Data records for software interfaces:
○ ○ ○

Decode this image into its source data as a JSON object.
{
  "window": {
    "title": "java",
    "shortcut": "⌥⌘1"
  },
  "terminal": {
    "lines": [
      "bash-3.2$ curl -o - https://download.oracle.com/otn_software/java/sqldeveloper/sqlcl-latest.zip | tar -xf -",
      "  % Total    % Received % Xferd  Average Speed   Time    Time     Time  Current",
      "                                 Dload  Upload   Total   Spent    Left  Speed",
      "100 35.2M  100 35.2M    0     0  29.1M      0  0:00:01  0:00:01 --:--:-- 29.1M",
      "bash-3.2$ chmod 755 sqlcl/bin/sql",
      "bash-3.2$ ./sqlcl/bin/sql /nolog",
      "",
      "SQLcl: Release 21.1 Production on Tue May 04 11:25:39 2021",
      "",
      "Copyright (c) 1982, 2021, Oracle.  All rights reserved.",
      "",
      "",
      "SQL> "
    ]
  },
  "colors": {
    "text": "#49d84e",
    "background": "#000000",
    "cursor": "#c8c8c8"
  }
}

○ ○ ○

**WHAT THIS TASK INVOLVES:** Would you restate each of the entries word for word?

**FINISHED EXERCISE:**
Decode this image into its source data as a JSON object.
{
  "window": {
    "title": "java",
    "shortcut": "⌥⌘1"
  },
  "terminal": {
    "lines": [
      "bash-3.2$ curl -o - https://download.oracle.com/otn_software/java/sqldeveloper/sqlcl-latest.zip | tar -xf -",
      "  % Total    % Received % Xferd  Average Speed   Time    Time     Time  Current",
      "                                 Dload  Upload   Total   Spent    Left  Speed",
      "100 35.2M  100 35.2M    0     0  29.1M      0  0:00:01  0:00:01 --:--:-- 29.1M",
      "bash-3.2$ chmod 755 sqlcl/bin/sql",
      "bash-3.2$ ./sqlcl/bin/sql /nolog",
      "",
      "SQLcl: Release 21.1 Production on Tue May 04 11:25:39 2021",
      "",
      "Copyright (c) 1982, 2021, Oracle.  All rights reserved.",
      "",
      "",
      "SQL> "
    ]
  },
  "colors": {
    "text": "#49d84e",
    "background": "#000000",
    "cursor": "#c8c8c8"
  }
}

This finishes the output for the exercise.